To test the effects of chronic alcohol consumption, the researchers gave the mice low or medium doses of alcohol for 30 days straight. (They skipped the high doses, because those levels killed 40 percent of the mice in pilot studies.)

Twenty-four hours after the last dose of alcohol, mice that had been given low doses of alcohol showed 19 percent improvements in glymphatic function, or how well the CSF was flushing out waste, over mice that had been given plain saline as a control. Mice given medium doses saw their glymphatic function return to normal, but did not get any health boost.
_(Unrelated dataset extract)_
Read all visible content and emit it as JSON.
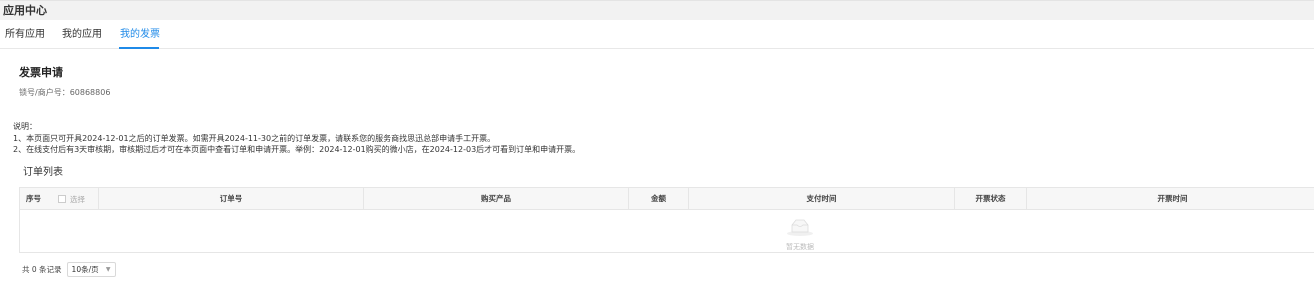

In behavioral tests, mice given chronic low doses of alcohol were just as likely to explore new objects as mice given saline, the researchers found. However, mice given medium doses were less interested. Those findings suggested that low amounts of alcohol didn't damage learning and memory, but medium doses did. Mice given low doses of alcohol also showed less inflammation in their brains than mice not exposed to alcohol at all.

Drinking choices

These brain processes could explain why alcohol seems to protect against dementia in small amounts, because it appears to improve the brain's self-cleaning system, the researchers wrote.

In that sense, the findings provide new avenues for research that could help illuminate why alcohol has the health effects it does. But one animal study isn't enough to alter human health recommendations — which already give the OK to a little bit of booze each day. According to the Department of Health and Human Services (HHS) and the U.S. Department of Agriculture (UDSA) Dietary Guidelines for Americans, up to one drink a day for women and two drinks a day for men can be part of a healthy diet.

However, the guidelines warn, many mixed drinks and beer varieties contain more alcohol than the standard used in public health research, so the amount of actual beverage allowed each day may be disappointingly small.

Original article on Live Science

Stephanie Pappas
Live Science Contributor

Stephanie Pappas is a contributing writer for Live Science, covering topics ranging from geoscience to archaeology to the human brain and behavior. She was previously a senior writer for Live Science but is now a freelancer based in Denver, Colorado, and regularly contributes to Scientific American and The Monitor, the monthly magazine of the American Psychological Association. Stephanie received a bachelor's degree in psychology from the University of South Carolina and a graduate certificate in science communication from the University of California, Santa Cruz.